--- START ---
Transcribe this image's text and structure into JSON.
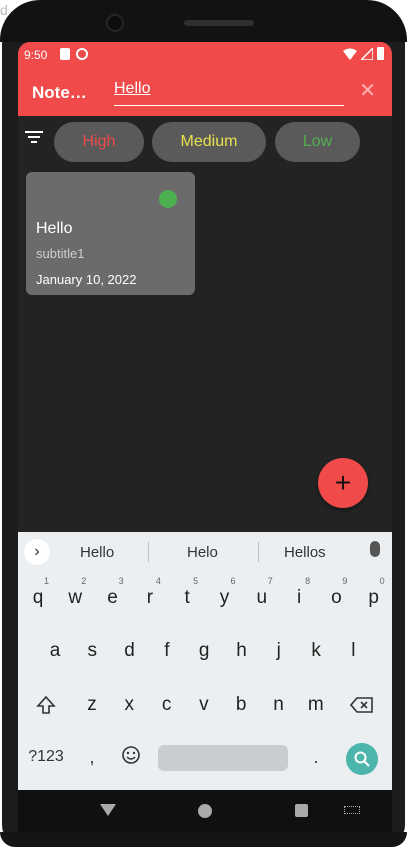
{
  "device": {
    "edge_text": "d"
  },
  "status_bar": {
    "time": "9:50"
  },
  "app_bar": {
    "title": "Note…",
    "search_value": "Hello",
    "close_icon": "close-icon",
    "color": "#f04a4a"
  },
  "filters": {
    "icon": "filter-icon",
    "items": [
      {
        "label": "High",
        "color": "#f04a4a"
      },
      {
        "label": "Medium",
        "color": "#e9e04f"
      },
      {
        "label": "Low",
        "color": "#51b04f"
      }
    ]
  },
  "notes": [
    {
      "title": "Hello",
      "subtitle": "subtitle1",
      "date": "January 10, 2022",
      "priority_color": "#4caf50"
    }
  ],
  "fab": {
    "label": "+"
  },
  "keyboard": {
    "suggestions": [
      "Hello",
      "Helo",
      "Hellos"
    ],
    "row1": [
      {
        "key": "q",
        "num": "1"
      },
      {
        "key": "w",
        "num": "2"
      },
      {
        "key": "e",
        "num": "3"
      },
      {
        "key": "r",
        "num": "4"
      },
      {
        "key": "t",
        "num": "5"
      },
      {
        "key": "y",
        "num": "6"
      },
      {
        "key": "u",
        "num": "7"
      },
      {
        "key": "i",
        "num": "8"
      },
      {
        "key": "o",
        "num": "9"
      },
      {
        "key": "p",
        "num": "0"
      }
    ],
    "row2": [
      "a",
      "s",
      "d",
      "f",
      "g",
      "h",
      "j",
      "k",
      "l"
    ],
    "row3": [
      "z",
      "x",
      "c",
      "v",
      "b",
      "n",
      "m"
    ],
    "sym_label": "?123",
    "comma": ",",
    "period": "."
  }
}
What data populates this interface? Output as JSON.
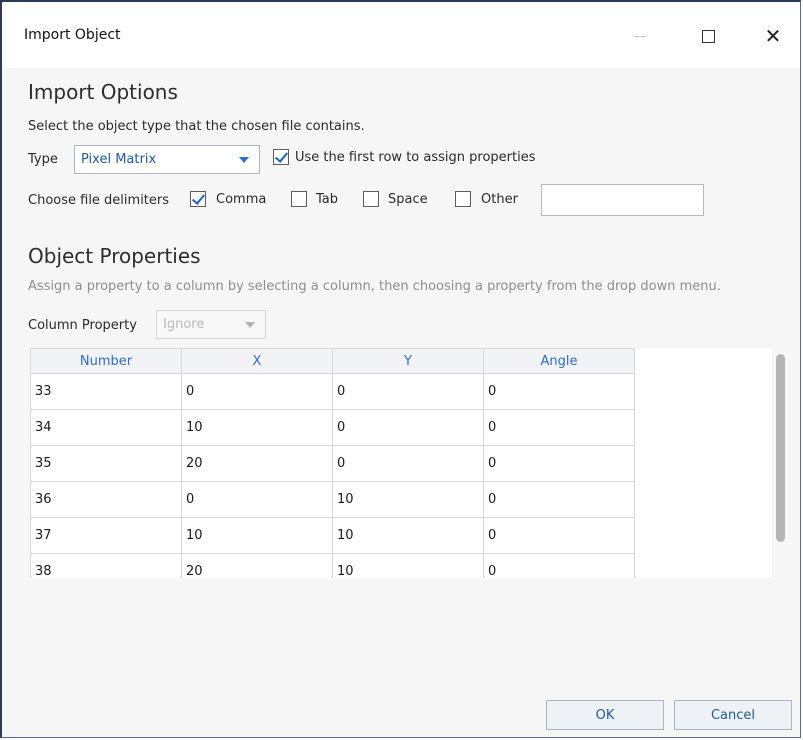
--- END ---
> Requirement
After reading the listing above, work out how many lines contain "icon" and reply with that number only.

> Result of the exercise
2